Items from an interface collection

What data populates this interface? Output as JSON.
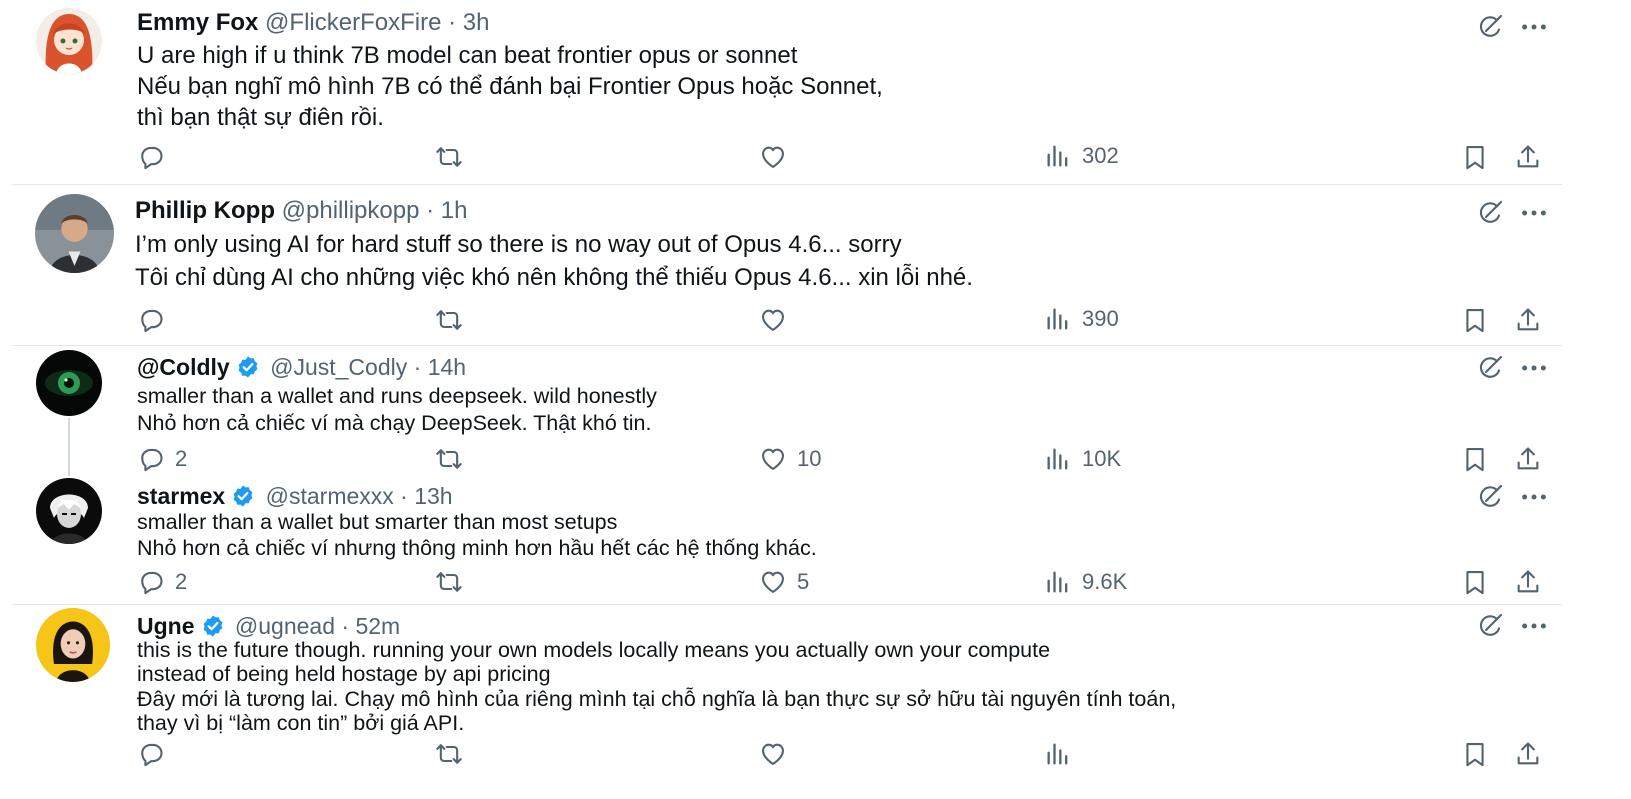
{
  "colors": {
    "text": "#0f1419",
    "muted": "#536471",
    "verified": "#1d9bf0",
    "divider": "#e4e8eb"
  },
  "icons": {
    "reply": "reply-icon",
    "repost": "repost-icon",
    "like": "like-icon",
    "views": "views-icon",
    "bookmark": "bookmark-icon",
    "share": "share-icon",
    "grok": "grok-icon",
    "more": "more-icon",
    "verified": "verified-badge-icon"
  },
  "tweets": [
    {
      "name": "Emmy Fox",
      "handle": "@FlickerFoxFire",
      "sep": "·",
      "time": "3h",
      "verified": false,
      "lines": [
        "U are high if u think 7B model can beat frontier opus or sonnet",
        "Nếu bạn nghĩ mô hình 7B có thể đánh bại Frontier Opus hoặc Sonnet,",
        "thì bạn thật sự điên rồi."
      ],
      "replies": "",
      "likes": "",
      "views": "302"
    },
    {
      "name": "Phillip Kopp",
      "handle": "@phillipkopp",
      "sep": "·",
      "time": "1h",
      "verified": false,
      "lines": [
        "I’m only using AI for hard stuff so there is no way out of Opus 4.6... sorry",
        "Tôi chỉ dùng AI cho những việc khó nên không thể thiếu Opus 4.6... xin lỗi nhé."
      ],
      "replies": "",
      "likes": "",
      "views": "390"
    },
    {
      "name": "@Coldly",
      "handle": "@Just_Codly",
      "sep": "·",
      "time": "14h",
      "verified": true,
      "lines": [
        "smaller than a wallet and runs deepseek. wild honestly",
        "Nhỏ hơn cả chiếc ví mà chạy DeepSeek. Thật khó tin."
      ],
      "replies": "2",
      "likes": "10",
      "views": "10K"
    },
    {
      "name": "starmex",
      "handle": "@starmexxx",
      "sep": "·",
      "time": "13h",
      "verified": true,
      "lines": [
        "smaller than a wallet but smarter than most setups",
        "Nhỏ hơn cả chiếc ví nhưng thông minh hơn hầu hết các hệ thống khác."
      ],
      "replies": "2",
      "likes": "5",
      "views": "9.6K"
    },
    {
      "name": "Ugne",
      "handle": "@ugnead",
      "sep": "·",
      "time": "52m",
      "verified": true,
      "lines": [
        "this is the future though. running your own models locally means you actually own your compute",
        "instead of being held hostage by api pricing",
        "Đây mới là tương lai. Chạy mô hình của riêng mình tại chỗ nghĩa là bạn thực sự sở hữu tài nguyên tính toán,",
        "thay vì bị “làm con tin” bởi giá API."
      ],
      "replies": "",
      "likes": "",
      "views": ""
    }
  ]
}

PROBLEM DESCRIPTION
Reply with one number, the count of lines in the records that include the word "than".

ANSWER TO THE EXERCISE
2